- Paddle leashes: A simple yet effective accessory that secures your paddle to your kayak, preventing it from drifting away.
As you learn how to choose a kayak, don’t forget to factor in your paddle and accessory choices. This combination ensures that your time on the water is not only fun and exciting but safe and comfortable as well.
New Versus Used Kayaks
When you’re figuring out how to choose a kayak, one of the first decisions you’ll face is whether to buy a new or used one. I’m here to guide you through the pros and cons of each option in order to help you find the perfect fit.
New kayaks offer a range of benefits:
- Factory warranty: Most new kayaks come with a warranty, giving you peace of mind and protection against manufacturing defects.
- Customization options: When buying a new kayak, you can often choose the color, materials, and features you prefer.
- Latest technology: Newer kayaks may incorporate advanced designs and features, which can enhance your paddling experience and make your time on the water more comfortable.
- No wear and tear: A new kayak will be in pristine condition, with no signs of use or damage.
However, new kayaks also have their drawbacks:
- Price: Generally, new kayaks are more expensive than used ones, which may be a factor if you’re working with a budget.
- Depreciation: Like other consumer goods, once you take your new kayak home, it’s value will begin to depreciate.
On the flip side, there are some advantages of used kayaks:
- Lower price: You’ll typically find better deals on used kayaks, allowing you to stretch your budget and possibly acquire a higher-quality model than if you bought new ones.
- More options: When shopping for a used kayak, you’ll often encounter a wider variety of models and styles no longer in production.
- Less depreciation: A used kayak won’t suffer as dramatic a drop in value after purchase, so if you decide to sell or upgrade later on, your investment may be more secure.
With used kayaks, though, come a few potential cons:
- Possible damage: It’s crucial to inspect a used kayak thoroughly for signs of wear, previous repairs, or damage that could affect its performance or safety.
- No warranty: Most used kayaks won’t have a warranty, which means you may be on the hook for any necessary repairs or replacements.
- Limited customization: When buying a used kayak, you may have to compromise on certain features, colors, or materials.
Ultimately, the decision between a new or used kayak will depend on your individual needs, budget, and preferences. By considering the pros and cons, you’ll be one step closer to finding the perfect kayak to hit the water with confidence.

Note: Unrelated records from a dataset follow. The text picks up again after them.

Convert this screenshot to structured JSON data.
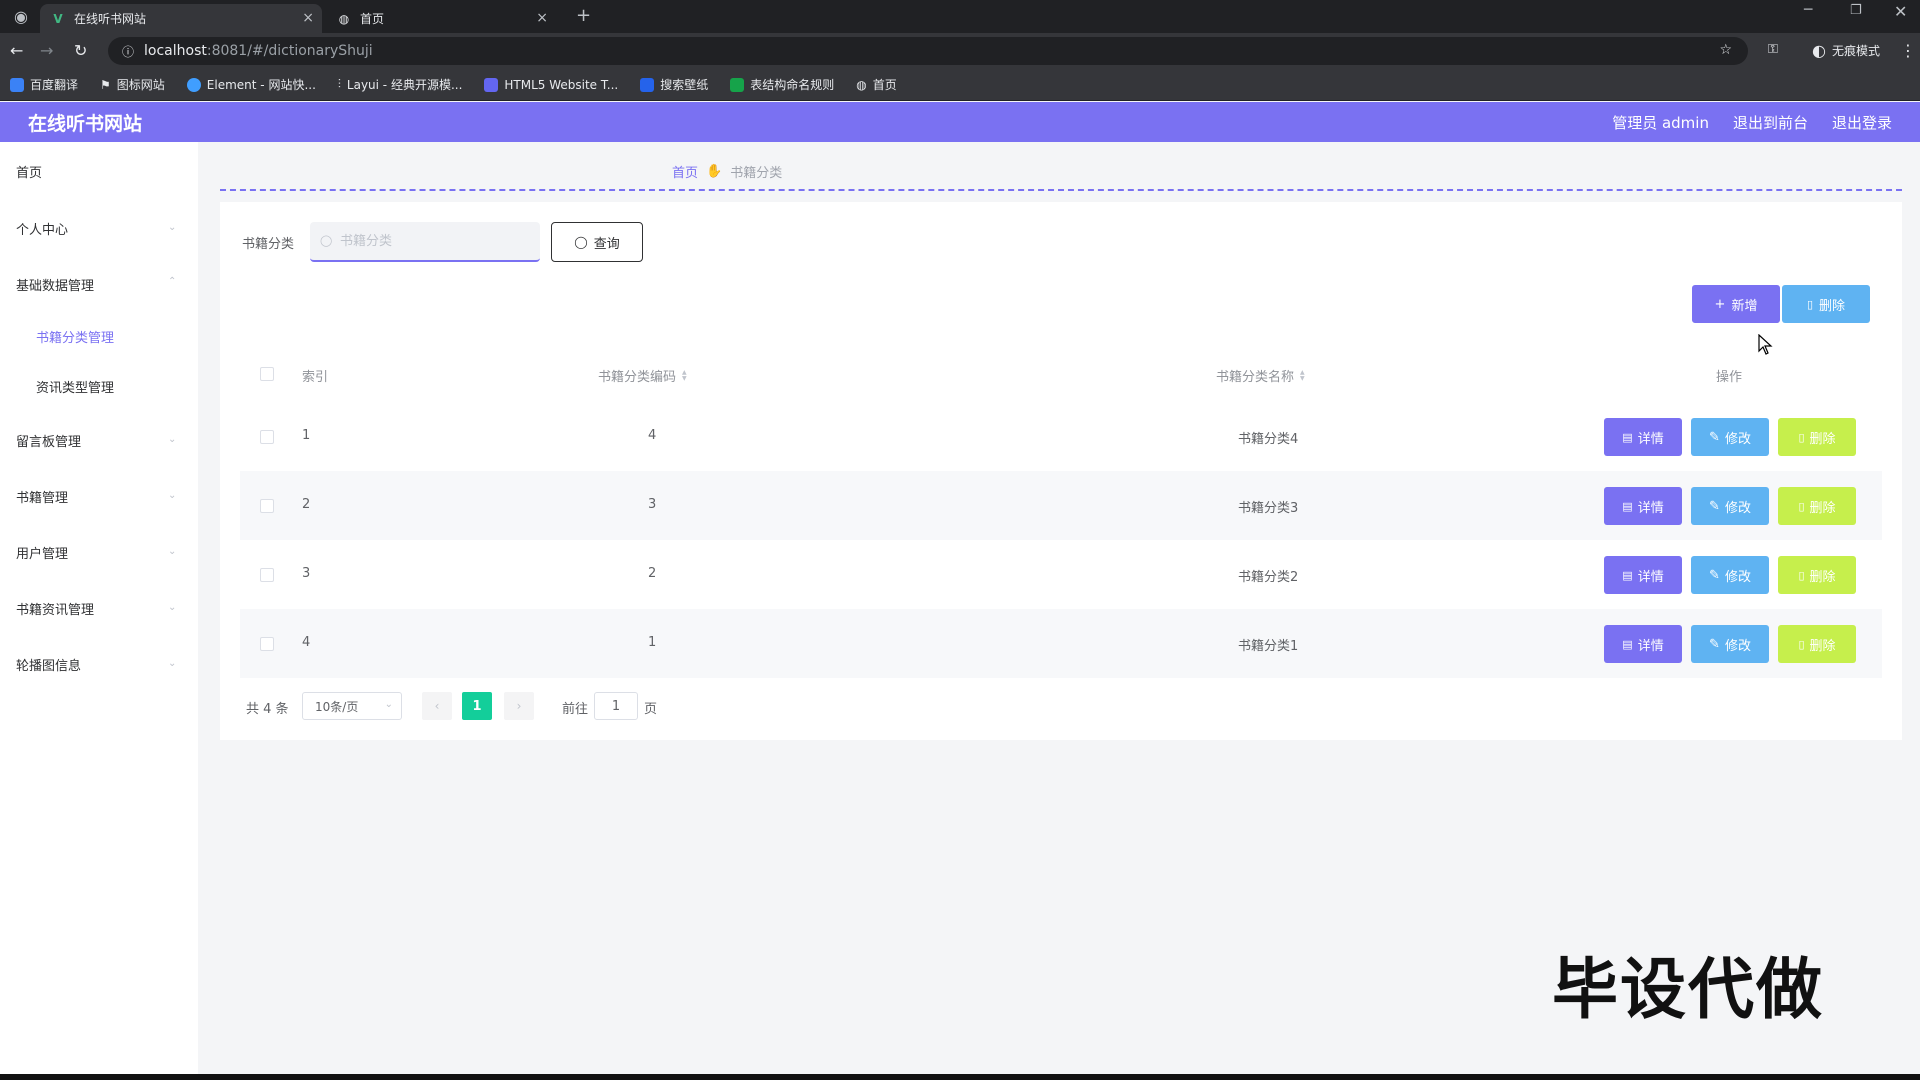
{
  "browser": {
    "tabs": [
      {
        "title": "在线听书网站",
        "close": "×"
      },
      {
        "title": "首页",
        "close": "×"
      }
    ],
    "new_tab": "+",
    "url_host": "localhost",
    "url_path": ":8081/#/dictionaryShuji",
    "incognito_label": "无痕模式",
    "bookmarks": [
      "百度翻译",
      "图标网站",
      "Element - 网站快...",
      "Layui - 经典开源模...",
      "HTML5 Website T...",
      "搜索壁纸",
      "表结构命名规则",
      "首页"
    ]
  },
  "header": {
    "title": "在线听书网站",
    "admin": "管理员 admin",
    "to_front": "退出到前台",
    "logout": "退出登录"
  },
  "sidebar": {
    "items": [
      "首页",
      "个人中心",
      "基础数据管理",
      "留言板管理",
      "书籍管理",
      "用户管理",
      "书籍资讯管理",
      "轮播图信息"
    ],
    "sub_items": [
      "书籍分类管理",
      "资讯类型管理"
    ]
  },
  "breadcrumb": {
    "home": "首页",
    "current": "书籍分类"
  },
  "search": {
    "label": "书籍分类",
    "placeholder": "书籍分类",
    "button": "查询"
  },
  "actions": {
    "add": "新增",
    "delete": "删除"
  },
  "table": {
    "headers": {
      "index": "索引",
      "code": "书籍分类编码",
      "name": "书籍分类名称",
      "ops": "操作"
    },
    "rows": [
      {
        "index": "1",
        "code": "4",
        "name": "书籍分类4"
      },
      {
        "index": "2",
        "code": "3",
        "name": "书籍分类3"
      },
      {
        "index": "3",
        "code": "2",
        "name": "书籍分类2"
      },
      {
        "index": "4",
        "code": "1",
        "name": "书籍分类1"
      }
    ],
    "row_buttons": {
      "detail": "详情",
      "edit": "修改",
      "delete": "删除"
    }
  },
  "pagination": {
    "total": "共 4 条",
    "page_size": "10条/页",
    "current": "1",
    "goto_label": "前往",
    "goto_value": "1",
    "page_unit": "页"
  },
  "watermark": "毕设代做",
  "colors": {
    "primary": "#7a71f2",
    "info": "#5fb3f2",
    "danger": "#c6ef4c",
    "pager_active": "#13ce9a"
  }
}
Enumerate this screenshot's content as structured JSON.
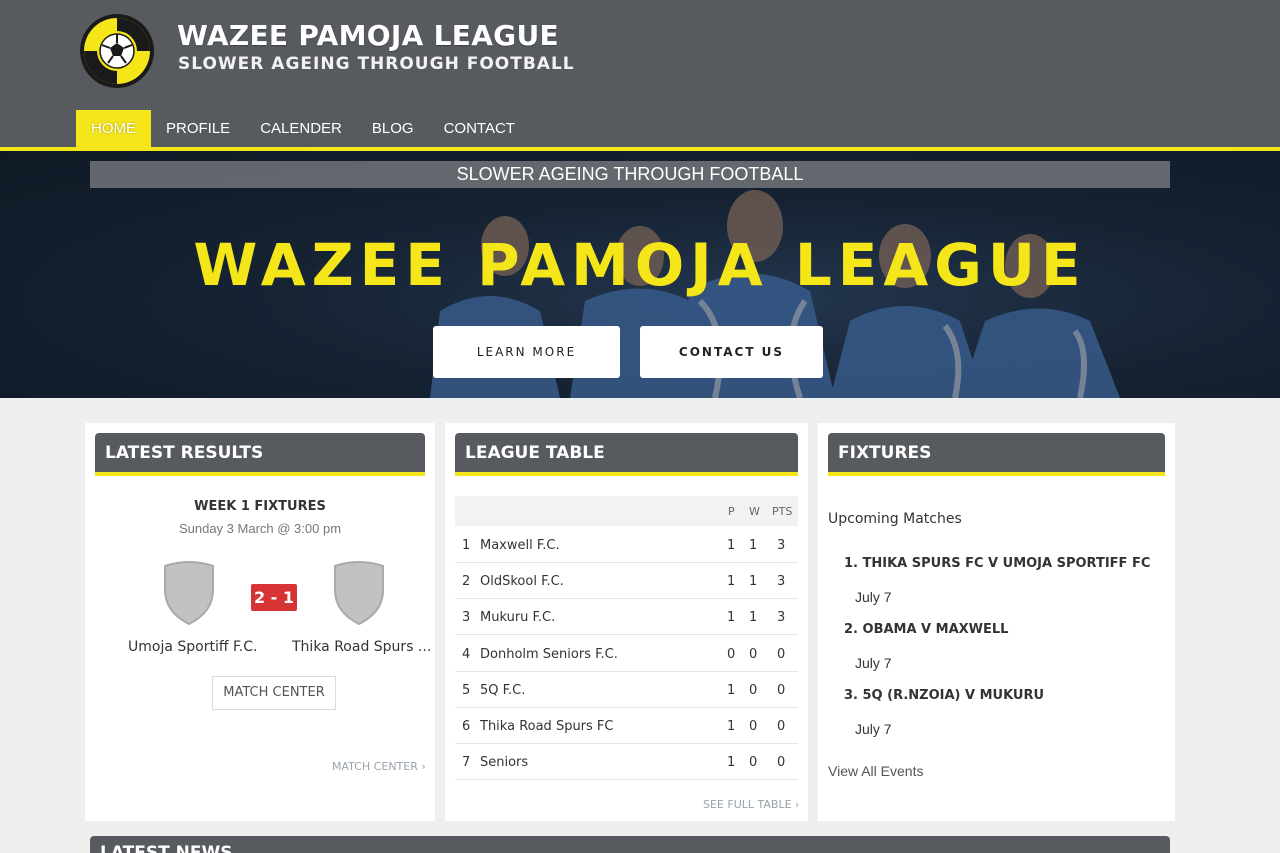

In Conclusion: Making Your Final Decision
I’ve covered the essential factors to consider when contemplating how to choose a kayak. It’s now time for you to make a decision based on the information provided. Weigh the pros and cons of various kayak types, keeping your needs and preferences in mind.
Some key factors you should consider include:
- Your purpose for kayaking (recreational, touring, whitewater, or fishing)
- Your skill level
- The type of water you’ll be paddling in (calm, ocean, or rapids)
- Your budget
- Storage and transportation options
You should also ensure the kayak is a comfortable fit:
- Appropriate cockpit size for easy entry and exit
- Adequate legroom for a comfortable paddling experience
- Adjustable footrests
- Comfortable seating
Don’t forget to try before you buy. It’s important to invest time in testing different kayak models until you find the one that fits your needs and feels just right. You can do this by visiting a local dealer, attending a demo day, or renting different types of kayaks.
Lastly, remember that safety comes first. Invest in good-quality paddling gear, such as a personal flotation device (PFD), a whistle, a bilge pump, and other necessary safety equipment.
By thoroughly understanding the various factors involved in selecting the perfect kayak, you are now well-equipped to make a confident decision. Whatever choice you make, I’m sure it’ll lead to countless memorable paddling adventures. Happy kayaking!